IPOH: With Perusahaan Otomobil Nasional Bhd’s (Proton) new plant in Tanjung Malim to be fully operational soon, Perak is set to be an attractive choice for foreign investors in the electrical and electronics (E&E) industry.
Establishing Proton as a core industrial player of the state will further boost Perak’s chances in attracting major E&E companies from countries like the United States, Germany and Japan to set up factories here.
International Trade and Industry Minister II Datuk Seri Ong Ka Chuan said this is in line with the Government’s plan to address Perak’s need for more high-income jobs and retaining manpower.
Once the new Proton plant is fully operational, it is targeting to manufacture 400,000 cars by 2022, he said.
“With this manufacturing and production capacity, we could create 50,000 more jobs.
“Since the development of many car features is headed towards the electronic and electrical direction, hopefully this will attract more E&E companies into Perak to support our automotive industry,” he told a press conference here.
Ong said E&E topped the list of the country’s export products, raking in RM343bil in profits last year – a 19.2% growth compared to 2016.
“The demand for E&E products is very strong. It can be foreseen that in the next five to 10 years, E&E products will still dominate the market.
“When talking about creating high-income jobs, it is clear that Perak needs to make ample space for the E&E industry,” he said.
Based on recent findings by KTM Bhd, Ong said an average of 120,000 people travelled from Ipoh to Kuala Lumpur daily for work using the Electric Train Service.
“This proves that Perak – especially Ipoh – with its affordable housing, is an ideal place to live in. But we are losing manpower to our neighbouring states because there are not enough job opportunities here,” he said.
Ong pointed out that currently, the state is facing strong competition from Penang and Selangor, as they are the top two states in the country with the most vibrant E&E industry.
“But these two states are already saturated and costs are extremely high there.
“If we could provide attractive incentives to our targeted industry players, we could get them to come in,” he said, adding that all of this would be possible with Proton being the catalyst.
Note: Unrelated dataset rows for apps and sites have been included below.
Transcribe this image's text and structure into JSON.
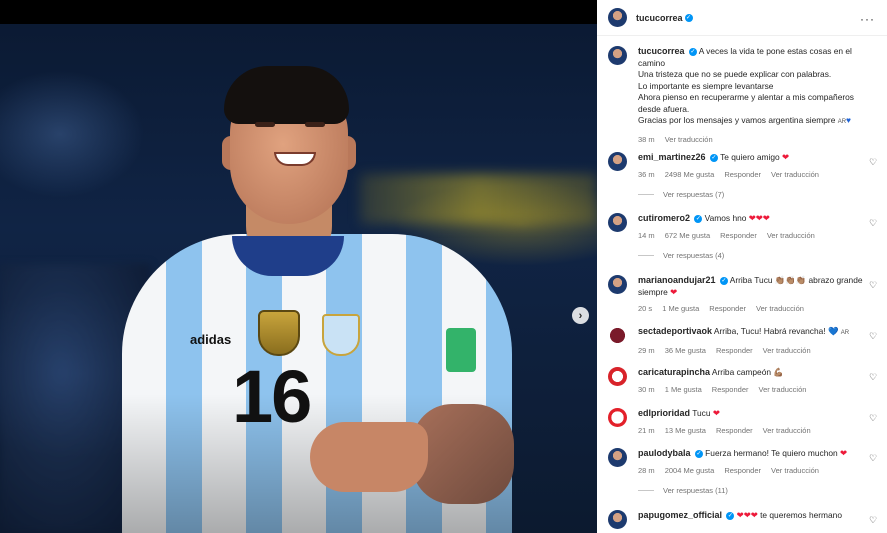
{
  "media": {
    "jersey_number": "16",
    "brand": "adidas",
    "next_glyph": "›"
  },
  "post": {
    "author": "tucucorrea",
    "more_glyph": "···",
    "caption": {
      "author": "tucucorrea",
      "lines": [
        "A veces la vida te pone estas cosas en el camino",
        "Una tristeza que no se puede explicar con palabras.",
        "Lo importante es siempre levantarse",
        "Ahora pienso en recuperarme y alentar a mis compañeros desde afuera.",
        "Gracias por los mensajes y vamos argentina siempre"
      ],
      "flag_tag": "AR",
      "time": "38 m",
      "translate": "Ver traducción"
    }
  },
  "comments": [
    {
      "user": "emi_martinez26",
      "verified": true,
      "text": "Te quiero amigo",
      "emoji": "❤",
      "time": "36 m",
      "likes": "2498 Me gusta",
      "reply": "Responder",
      "translate": "Ver traducción",
      "replies": "Ver respuestas (7)"
    },
    {
      "user": "cutiromero2",
      "verified": true,
      "text": "Vamos hno",
      "emoji": "❤❤❤",
      "time": "14 m",
      "likes": "672 Me gusta",
      "reply": "Responder",
      "translate": "Ver traducción",
      "replies": "Ver respuestas (4)"
    },
    {
      "user": "marianoandujar21",
      "verified": true,
      "text": "Arriba Tucu",
      "emoji_mid": "👏🏽👏🏽👏🏽",
      "text2": "abrazo grande siempre",
      "emoji": "❤",
      "time": "20 s",
      "likes": "1 Me gusta",
      "reply": "Responder",
      "translate": "Ver traducción"
    },
    {
      "user": "sectadeportivaok",
      "verified": false,
      "text": "Arriba, Tucu! Habrá revancha!",
      "emoji": "💙",
      "tag": "AR",
      "time": "29 m",
      "likes": "36 Me gusta",
      "reply": "Responder",
      "translate": "Ver traducción"
    },
    {
      "user": "caricaturapincha",
      "verified": false,
      "text": "Arriba campeón",
      "emoji": "💪🏽",
      "time": "30 m",
      "likes": "1 Me gusta",
      "reply": "Responder",
      "translate": "Ver traducción"
    },
    {
      "user": "edlprioridad",
      "verified": false,
      "text": "Tucu",
      "emoji": "❤",
      "time": "21 m",
      "likes": "13 Me gusta",
      "reply": "Responder",
      "translate": "Ver traducción"
    },
    {
      "user": "paulodybala",
      "verified": true,
      "text": "Fuerza hermano! Te quiero muchon",
      "emoji": "❤",
      "time": "28 m",
      "likes": "2004 Me gusta",
      "reply": "Responder",
      "translate": "Ver traducción",
      "replies": "Ver respuestas (11)"
    },
    {
      "user": "papugomez_official",
      "verified": true,
      "text": "te queremos hermano",
      "emoji": "❤❤❤",
      "time": "",
      "likes": "",
      "reply": "",
      "translate": ""
    }
  ],
  "icons": {
    "like": "heart-outline-icon",
    "verified": "verified-badge-icon",
    "more": "more-options-icon",
    "next": "chevron-right-icon"
  },
  "colors": {
    "verified_blue": "#0095f6",
    "heart_red": "#ed1a3a",
    "meta_gray": "#737373"
  }
}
Meanwhile, Ong said there has been a lot of “China bashing” among Malaysians recently, claiming that they are here to colonise the local market.
“People need to know that they have been our No. 1 trading partner as a single country since 2009.
“Back in the days as early as the 1980s, China has also been a major consumer of our agricultural products,” he said.
Today, Ong said E&E products top the list of Malaysia’s top five export products to China, and China accounted for 13.5% of Malaysia’s total exports.
“Without them, our country’s export income would be drastically affected,” he said.